Items from an interface collection:
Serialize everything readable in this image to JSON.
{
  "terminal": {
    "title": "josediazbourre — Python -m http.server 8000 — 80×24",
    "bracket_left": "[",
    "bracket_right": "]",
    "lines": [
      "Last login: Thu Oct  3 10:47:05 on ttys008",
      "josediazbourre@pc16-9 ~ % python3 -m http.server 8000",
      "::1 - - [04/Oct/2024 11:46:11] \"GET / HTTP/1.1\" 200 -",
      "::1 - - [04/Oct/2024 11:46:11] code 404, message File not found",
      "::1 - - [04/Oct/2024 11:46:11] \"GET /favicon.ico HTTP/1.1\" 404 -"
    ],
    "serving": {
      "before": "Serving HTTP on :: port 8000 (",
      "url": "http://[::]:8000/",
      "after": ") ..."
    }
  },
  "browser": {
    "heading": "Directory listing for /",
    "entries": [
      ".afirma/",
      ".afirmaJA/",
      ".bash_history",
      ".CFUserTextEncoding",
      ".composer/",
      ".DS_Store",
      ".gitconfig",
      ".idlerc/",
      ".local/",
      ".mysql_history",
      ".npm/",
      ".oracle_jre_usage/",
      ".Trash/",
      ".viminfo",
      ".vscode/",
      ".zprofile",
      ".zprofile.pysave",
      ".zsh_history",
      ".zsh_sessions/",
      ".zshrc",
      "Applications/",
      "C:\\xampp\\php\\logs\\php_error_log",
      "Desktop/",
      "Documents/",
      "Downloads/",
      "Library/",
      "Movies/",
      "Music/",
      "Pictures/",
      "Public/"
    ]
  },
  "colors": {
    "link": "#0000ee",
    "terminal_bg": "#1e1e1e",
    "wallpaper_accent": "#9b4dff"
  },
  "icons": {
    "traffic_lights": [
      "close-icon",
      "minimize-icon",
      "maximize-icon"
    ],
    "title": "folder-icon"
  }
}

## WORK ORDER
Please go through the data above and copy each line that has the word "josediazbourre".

## EXERCISE SOLUTION
    "title": "josediazbourre — Python -m http.server 8000 — 80×24",
      "josediazbourre@pc16-9 ~ % python3 -m http.server 8000",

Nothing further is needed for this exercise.